Divas with an eye for technology

Digital Divas

The last few years have seen a pronounced drop in the number of young women who pursue study and a career in information communication technology (ICT). But thanks to an innovative project called Digital Divas researchers are hoping to reverse the trend.

The collaborative project between researchers from Monash University’s faculties of Information Technology and Education, and Swinburne and Deakin universities has seen the development of an innovative program with the aim of increasing the number of girls who pursue a career in ICT.

Monash University’s Associate Professor Julie Fisher said that while young girls enjoy at using many ICT applications in the early years of secondary education, minimal numbers follow through with academic study at VCE and tertiary levels or take up employment opportunities within the industry.

“The number of young women entering the ICT workforce has been dropping for a number of years,” Associate Professor Fisher said.

“The Digital Divas project has been developed with the aim of helping to reverse that trend and convince female students that an ICT career or course is an attractive option for their future.

“It is aimed at girls in years eight, nine and ten, and since its first trial in 2008 ten schools have offered the girls-only elective designed by the research team.”

Research has found that girls are less likely to be interested in ICT where co-ed courses are offered; boys tend to dominate the discussions and activities, while in single-sex classes girls are happy to explore and discover together.

Each of the schools involved in the project run girls-only ICT classes covering the three components of the Digital Divas program: the curriculum, informal mentoring by female university students studying information technology (IT) and regular presentations by women working in ICT.

One of the first aims the program tries to do is break down the myths many girls have of ICT industry.

“It has been interesting to see that a majority of the girls at the start of the program have the same stereotypical image of a person working in IT,” Associate Professor Fisher said.

“It is as a middle-aged male who does programming.
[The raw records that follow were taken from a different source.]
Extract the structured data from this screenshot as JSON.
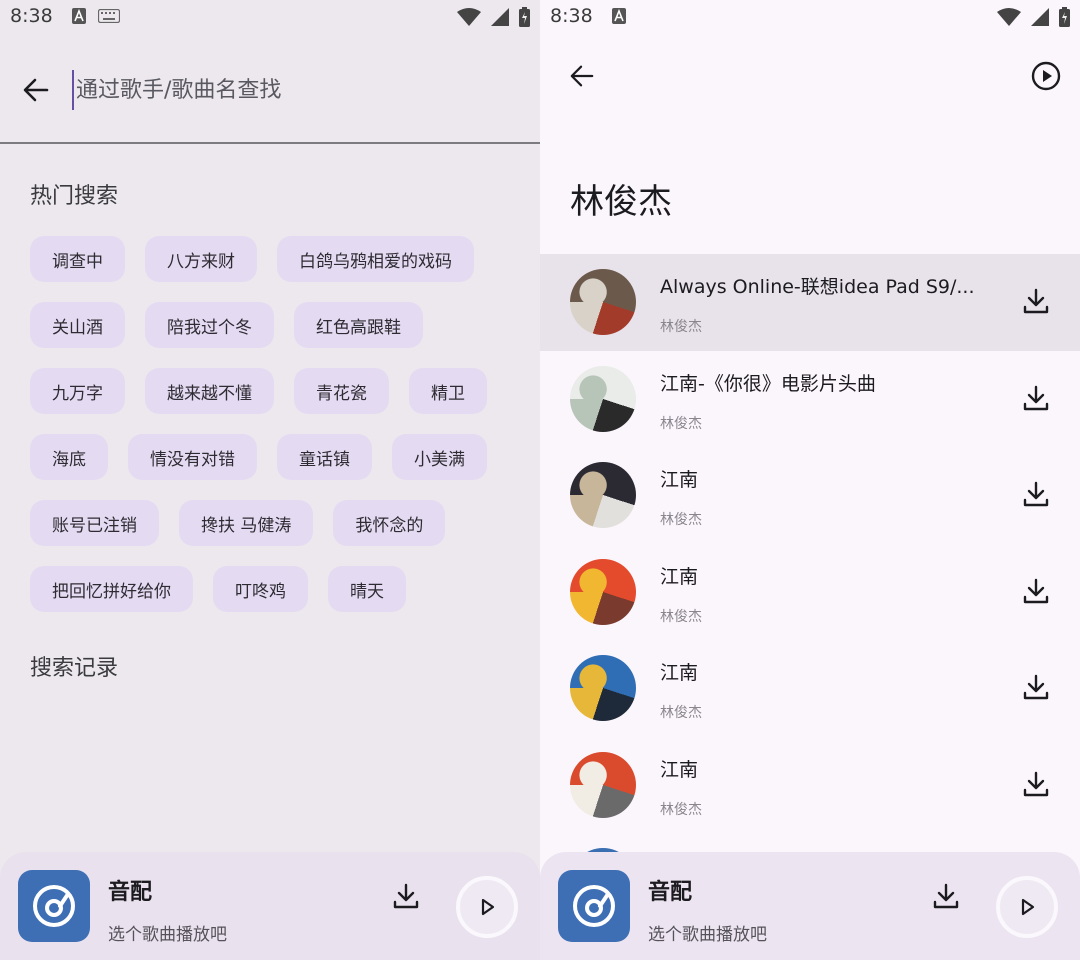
{
  "left": {
    "status": {
      "time": "8:38"
    },
    "search": {
      "placeholder": "通过歌手/歌曲名查找"
    },
    "hot_title": "热门搜索",
    "hot_searches": [
      "调查中",
      "八方来财",
      "白鸽乌鸦相爱的戏码",
      "关山酒",
      "陪我过个冬",
      "红色高跟鞋",
      "九万字",
      "越来越不懂",
      "青花瓷",
      "精卫",
      "海底",
      "情没有对错",
      "童话镇",
      "小美满",
      "账号已注销",
      "搀扶  马健涛",
      "我怀念的",
      "把回忆拼好给你",
      "叮咚鸡",
      "晴天"
    ],
    "history_title": "搜索记录",
    "player": {
      "title": "音配",
      "subtitle": "选个歌曲播放吧"
    }
  },
  "right": {
    "status": {
      "time": "8:38"
    },
    "artist": "林俊杰",
    "songs": [
      {
        "title": "Always Online-联想idea Pad S9/...",
        "artist": "林俊杰",
        "active": true,
        "cover": [
          "#6b5a4c",
          "#d9d2c8",
          "#a33b2a"
        ]
      },
      {
        "title": "江南-《你很》电影片头曲",
        "artist": "林俊杰",
        "active": false,
        "cover": [
          "#e9ece9",
          "#b7c4b8",
          "#2a2a2a"
        ]
      },
      {
        "title": "江南",
        "artist": "林俊杰",
        "active": false,
        "cover": [
          "#2b2a33",
          "#c8b69a",
          "#e2e0dc"
        ]
      },
      {
        "title": "江南",
        "artist": "林俊杰",
        "active": false,
        "cover": [
          "#e44a2c",
          "#f2b731",
          "#7a3b2e"
        ]
      },
      {
        "title": "江南",
        "artist": "林俊杰",
        "active": false,
        "cover": [
          "#2f6db4",
          "#e7b73a",
          "#1e2a3a"
        ]
      },
      {
        "title": "江南",
        "artist": "林俊杰",
        "active": false,
        "cover": [
          "#d94b2c",
          "#f1ece4",
          "#6a6a6a"
        ]
      },
      {
        "title": "",
        "artist": "",
        "active": false,
        "cover": [
          "#3a6fb2",
          "#e0c050",
          "#222"
        ]
      }
    ],
    "player": {
      "title": "音配",
      "subtitle": "选个歌曲播放吧"
    }
  }
}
The program aims to challenge this image and open the girls’ minds to the possibility of pursuing a career in ICT.

The curriculum aspect of the program involves a range of modules that allows the girls to learn about ICT through real-world applications of graphic programs, video-editing, games development and data analysis.

The girls also have access to Expert Divas – female students from both Monash and Swinburne universities’ faculties of Information Technology – who provide informal mentoring. The Expert Divas work in the classroom with the girls and well as acting as ongoing role models.
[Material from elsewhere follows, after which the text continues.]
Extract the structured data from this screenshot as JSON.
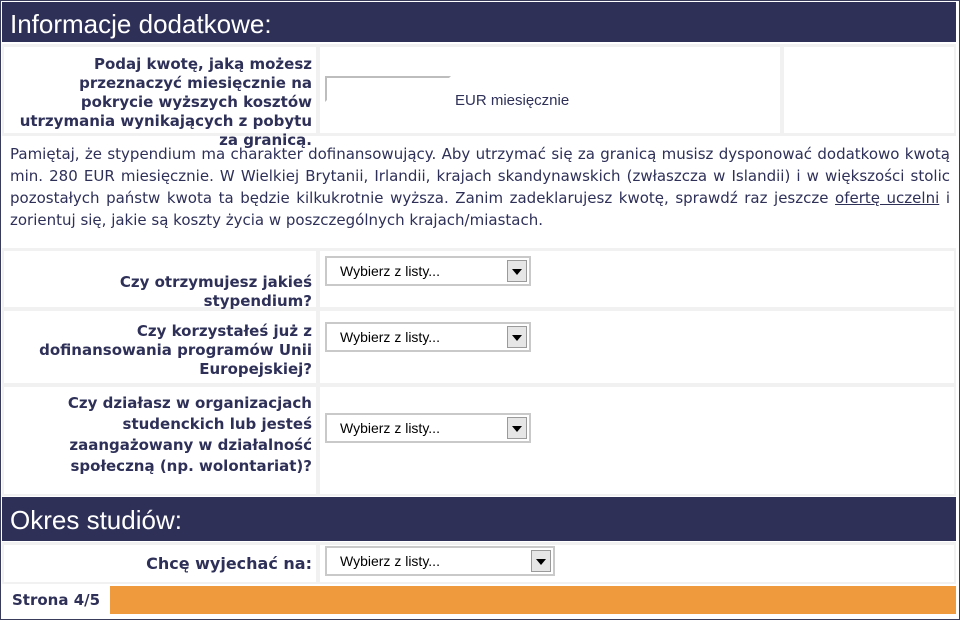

A valuable component of the program is the regular classroom presentations by young women working in a variety of areas within ICT industry to show the diverse career paths available.

“From the girls’ post surveys analysed so far, we are seeing a change in attitude, with many finding that participating in Digital Divas has broadened their understanding of ICT,” Associate Professor Fisher said.

“We aim to track the programs impact on the girls’ attitudes towards ICT and ICT careers as they complete their Year 11 and 12 studies and beyond to see if they are heading into a career in IT.

“But only time will tell if we can reverse the decline in the number of girls pursuing ICT careers.”

The research team believe the Digital Divas program will stimulate girls’ interest in ICT and associated careers, and can be easily integrated into a school’s curriculum.

The Digital Divas project is funded through the ARC Linkage project scheme and industry partners the Australian Computing Society, Victorian ICT for Women Network and the Victorian Department of Education and Early Childhood Development.